Looking at the latest COT report, only the Canadian dollar remains in extreme territory. Following this week’s sharp decline in the currency, this is likely to change over the coming weeks. The euro and the US dollar are no longer in extreme territory as speculators build up their long US dollar positions. This is shown below:
CFTC COT (futures & options combined) – October 24, 2017
Notable extremes are bolded, and are highlighted when speculator positioning is more than two standard deviations above historical trailing 1-year and 3-year trends. Looking at changes versus the previous week, speculators are trimming their US dollar short positions. This is particularly the case for currencies and commodities that are highly sensitive to future inflation such as the Japanese yen, Swiss franc and gold. On the other hand, speculators continue to build their long positions in crude oil (WTI), which benefits from the positive inflation outlook.
Changing fortunes for the Australian dollar
After peaking in late September, speculators appear to be losing their interest in the Australian dollar. The latest inflation figures (1.8% for Q3 2017) missed expectations, and have declined in rate-of-change terms after peaking in Q1 2017. Looking at GDP growth, year-over-year growth in Q2 came in at 1.8%, which is relatively weak compared to the recent past. As both growth and inflation disappoint, the Reserve Bank of Australia looks set to stay in neutral. Recent inflation and growth figures for Australia are illustrated below.
Ho-hum: recent Australian economic data remains mediocre
Earlier in the year, speculators were building their long AUD positions based on the belief that the RBA would be the next central bank to raise rates. Despite hopes that the RBA was set to follow its peers in the US and Canada, the Bank sees few reasons to consider hiking rates. Recent RBA minutes suggest that the status quo is set to continue. Given falling rate hike expectations, speculators are now trimming their large Australian dollar positions. This is shown below.
From bearish to extremely bullish

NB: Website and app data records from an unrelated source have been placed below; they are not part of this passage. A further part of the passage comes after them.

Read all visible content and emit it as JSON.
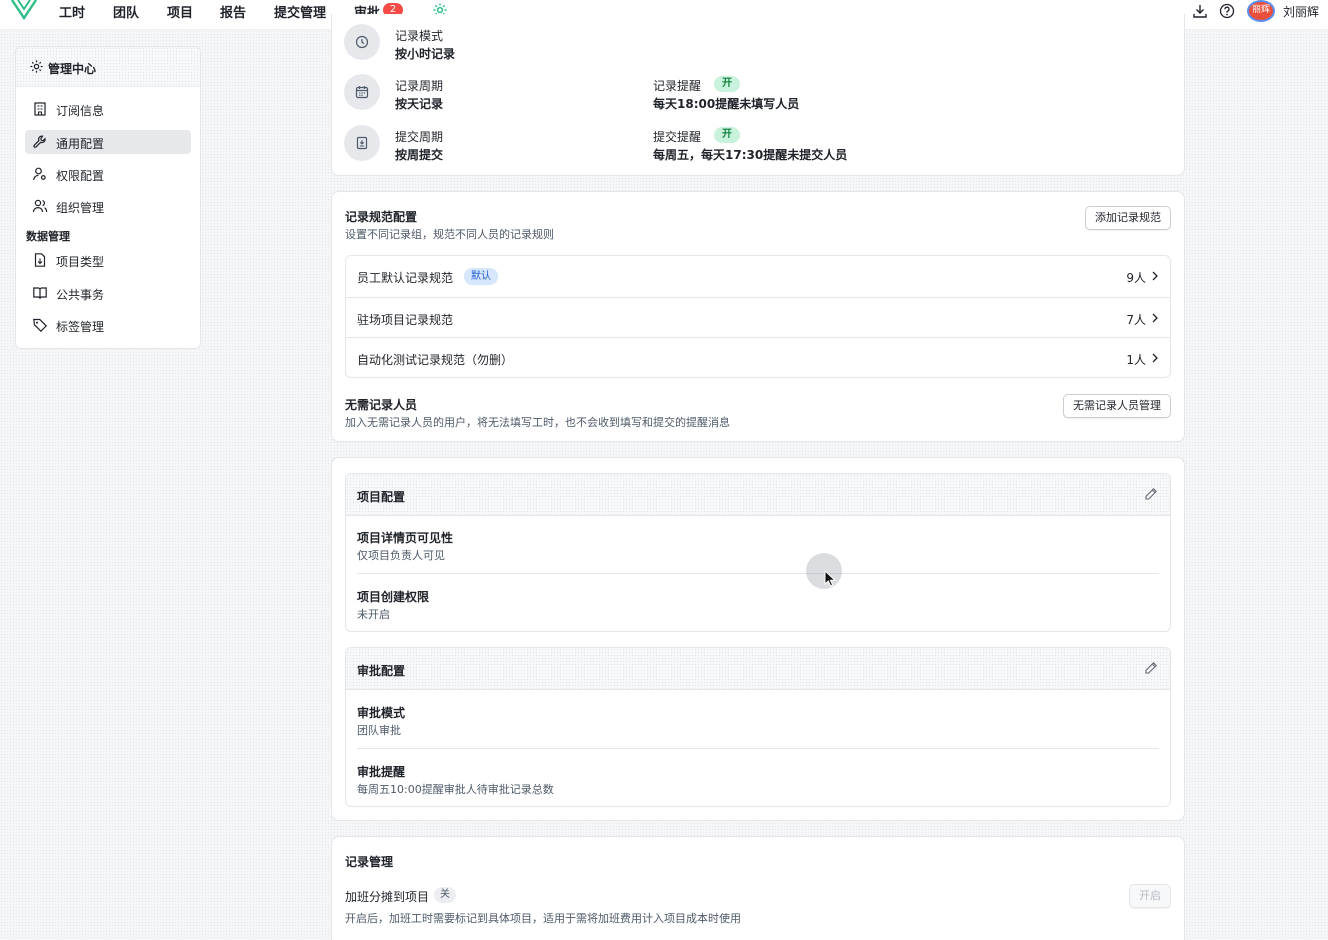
{
  "nav": {
    "items": [
      "工时",
      "团队",
      "项目",
      "报告",
      "提交管理",
      "审批"
    ],
    "approval_badge": "2",
    "user_name": "刘丽辉",
    "avatar_text": "丽辉"
  },
  "sidebar": {
    "title": "管理中心",
    "items": [
      {
        "label": "订阅信息",
        "icon": "building-icon"
      },
      {
        "label": "通用配置",
        "icon": "wrench-icon"
      },
      {
        "label": "权限配置",
        "icon": "user-key-icon"
      },
      {
        "label": "组织管理",
        "icon": "users-icon"
      }
    ],
    "group_label": "数据管理",
    "group_items": [
      {
        "label": "项目类型",
        "icon": "file-icon"
      },
      {
        "label": "公共事务",
        "icon": "book-icon"
      },
      {
        "label": "标签管理",
        "icon": "tag-icon"
      }
    ],
    "active_item": "通用配置"
  },
  "record_settings": {
    "mode_label": "记录模式",
    "mode_value": "按小时记录",
    "cycle_label": "记录周期",
    "cycle_value": "按天记录",
    "record_reminder_label": "记录提醒",
    "record_reminder_state": "开",
    "record_reminder_value": "每天18:00提醒未填写人员",
    "submit_cycle_label": "提交周期",
    "submit_cycle_value": "按周提交",
    "submit_reminder_label": "提交提醒",
    "submit_reminder_state": "开",
    "submit_reminder_value": "每周五，每天17:30提醒未提交人员"
  },
  "record_rules": {
    "title": "记录规范配置",
    "subtitle": "设置不同记录组，规范不同人员的记录规则",
    "add_button": "添加记录规范",
    "default_tag": "默认",
    "rules": [
      {
        "name": "员工默认记录规范",
        "count": "9人"
      },
      {
        "name": "驻场项目记录规范",
        "count": "7人"
      },
      {
        "name": "自动化测试记录规范（勿删）",
        "count": "1人"
      }
    ],
    "exempt_title": "无需记录人员",
    "exempt_desc": "加入无需记录人员的用户，将无法填写工时，也不会收到填写和提交的提醒消息",
    "exempt_button": "无需记录人员管理"
  },
  "project_config": {
    "title": "项目配置",
    "visibility_label": "项目详情页可见性",
    "visibility_value": "仅项目负责人可见",
    "create_label": "项目创建权限",
    "create_value": "未开启"
  },
  "approval_config": {
    "title": "审批配置",
    "mode_label": "审批模式",
    "mode_value": "团队审批",
    "reminder_label": "审批提醒",
    "reminder_value": "每周五10:00提醒审批人待审批记录总数"
  },
  "record_management": {
    "title": "记录管理",
    "overtime_label": "加班分摊到项目",
    "overtime_state": "关",
    "overtime_desc": "开启后，加班工时需要标记到具体项目，适用于需将加班费用计入项目成本时使用",
    "enable_button": "开启"
  }
}
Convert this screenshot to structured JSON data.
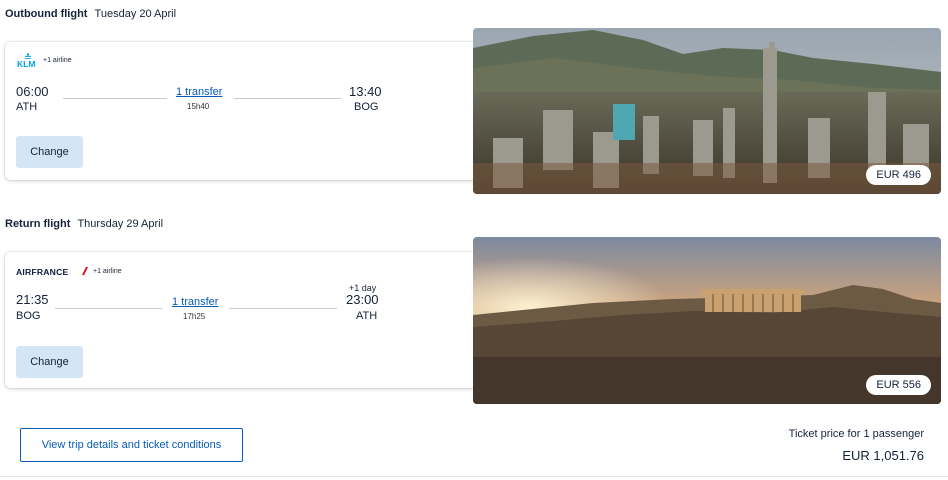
{
  "outbound": {
    "kind": "Outbound flight",
    "date": "Tuesday 20 April",
    "airline_logo": "KLM",
    "airline_extra": "+1 airline",
    "depart_time": "06:00",
    "depart_code": "ATH",
    "transfer": "1 transfer",
    "duration": "15h40",
    "arrive_time": "13:40",
    "arrive_code": "BOG",
    "change_label": "Change",
    "price": "EUR 496",
    "photo_icon": "city-skyline-photo"
  },
  "return": {
    "kind": "Return flight",
    "date": "Thursday 29 April",
    "airline_logo": "AIRFRANCE",
    "airline_extra": "+1 airline",
    "depart_time": "21:35",
    "depart_code": "BOG",
    "transfer": "1 transfer",
    "duration": "17h25",
    "plus_day": "+1 day",
    "arrive_time": "23:00",
    "arrive_code": "ATH",
    "change_label": "Change",
    "price": "EUR 556",
    "photo_icon": "acropolis-photo"
  },
  "footer": {
    "details_label": "View trip details and ticket conditions",
    "ticket_price_label": "Ticket price for 1 passenger",
    "total_price": "EUR 1,051.76"
  },
  "colors": {
    "link": "#0a5bb8",
    "button_bg": "#d4e5f6",
    "text": "#14223a",
    "klm_blue": "#00a1de",
    "airfrance_red": "#e0001b"
  }
}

Earlier in July, futures speculators were short the Australian dollar, and 1-year z-scores fell almost one and half standard deviations below the 1-year average. After AUD/USD rallied towards 0.80, speculators then flipped to extreme bullishness. At its peak, speculators were long almost 78,000 contracts in futures and options on September 26. Since late September, net long positions have been trimmed substantially as hopes for higher interest rates fade into memory. As we argued in our recent commentary on the 19th Party Congress in China, the longer-term outlook for the Australian dollar looks weak.